A: Credit cards are not the same as cash and there may be extra fees such as annual fees, varying interest rates, and late fees. Additionally, with some credit cards, you may be charged interest for the time between your purchases and your payment (even if you pay your bill in full). Interest and finance charges are set by the banks and retailers who issue the cards and vary with different kinds of credit cards.

 

Q: Someone stole my credit card, what now?

AImmediately report the loss or theft of a credit card to the bank or company that issued the credit card to you. If it’s not promptly reported you may be responsible for the unauthorized charges on the credit card. Act fast and don't wait!

 

Q: What is a credit report?

AA credit report is a statement that has information about your credit activity and current situation, such as loan paying history and the status of your credit accounts. The information comes from the companies where you have credit accounts and from public court records. It is collected and stored by companies often called credit bureaus who make the information available when you want to open a credit card or make a major purchase on a payment plan. The three major credit-reporting agencies are:

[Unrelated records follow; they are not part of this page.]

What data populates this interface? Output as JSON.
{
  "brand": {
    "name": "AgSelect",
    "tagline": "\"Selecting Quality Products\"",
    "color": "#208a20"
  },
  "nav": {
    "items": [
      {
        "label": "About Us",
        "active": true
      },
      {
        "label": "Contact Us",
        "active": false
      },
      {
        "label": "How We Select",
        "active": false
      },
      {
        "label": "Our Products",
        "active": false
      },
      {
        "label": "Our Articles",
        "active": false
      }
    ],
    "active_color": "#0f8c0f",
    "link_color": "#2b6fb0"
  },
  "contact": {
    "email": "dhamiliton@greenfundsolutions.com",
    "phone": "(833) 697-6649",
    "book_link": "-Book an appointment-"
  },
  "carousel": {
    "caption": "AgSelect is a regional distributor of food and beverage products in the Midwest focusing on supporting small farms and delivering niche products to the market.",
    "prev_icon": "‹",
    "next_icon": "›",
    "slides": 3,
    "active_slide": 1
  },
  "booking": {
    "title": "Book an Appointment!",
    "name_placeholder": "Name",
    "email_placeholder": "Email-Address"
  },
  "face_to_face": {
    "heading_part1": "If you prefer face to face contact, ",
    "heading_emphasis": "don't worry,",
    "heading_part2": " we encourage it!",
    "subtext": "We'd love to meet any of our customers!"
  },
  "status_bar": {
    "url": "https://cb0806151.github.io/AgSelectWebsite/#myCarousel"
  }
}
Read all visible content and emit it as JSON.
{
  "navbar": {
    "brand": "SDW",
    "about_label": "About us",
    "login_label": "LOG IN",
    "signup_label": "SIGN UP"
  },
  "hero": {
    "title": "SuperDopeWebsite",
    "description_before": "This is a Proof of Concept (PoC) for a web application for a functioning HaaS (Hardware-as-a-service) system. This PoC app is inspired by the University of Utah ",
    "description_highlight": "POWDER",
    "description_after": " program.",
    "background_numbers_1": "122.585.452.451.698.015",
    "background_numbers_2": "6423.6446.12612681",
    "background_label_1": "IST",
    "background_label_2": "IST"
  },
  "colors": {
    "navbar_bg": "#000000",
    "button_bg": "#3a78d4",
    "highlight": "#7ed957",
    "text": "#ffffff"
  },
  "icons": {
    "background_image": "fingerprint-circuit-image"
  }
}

  • Equifax, 1-800-685-1111, Equifax.com
  • Experian, 1-888-397-3742, Experian.com
  • TransUnion, 1-877-322-8228, TransUnion.com

There are exceptions to credit reporting, but generally, no agency may make any consumer report containing any of the following information:

  • Cases under Title 11 or under the Bankruptcy Act that, from the date of entry of the order for relief or the date of adjudication, precede the report by more than 10 years
  • Civil suits, civil judgments, and records of arrest that precede the report by more than 7 years from date of entry, or until the statute of limitations has expired, whichever is longer
  • Paid tax liens that precede the report by more than 7 years
  • Accounts placed for collection or charged to profit and loss that precede the report by more than 7 years
  • Any other adverse information, other than records of convictions of crimes, that precede the report by more than 7 years

 

Q: Does bad credit history ever go away?

A: That depends on the seriousness of the credit issues. The files may go back seven to ten years for bankruptcies. You may obtain a record of your credit history to review from any of the three credit reporting agencies.   

 

Q: Can a lender have different rules for making loans to women, men, or minorities?

A: No. The Federal Equal Credit Opportunity Act (ECOA) ensures that everyone has an equal chance to obtain credit. This does not mean that everyone who applies for credit will get it. Factors such as income, expenses, debt, and credit history are all taken into consideration. It does mean that a creditor may not discourage anyone from applying due to sex, marital status, age, race, national origin, or because a person receives public assistance.

 

Q: What is collateral?

A: Collateral is an item that a lender accepts as security for extending the loan. If the borrower does not make loan payments, the lender may keep the collateral and sell it to recoup some or all of their losses (Investopedia.com).

 

Laws may have changed since the last time this article was updated.  The current and most up-to-date laws can be accessed here.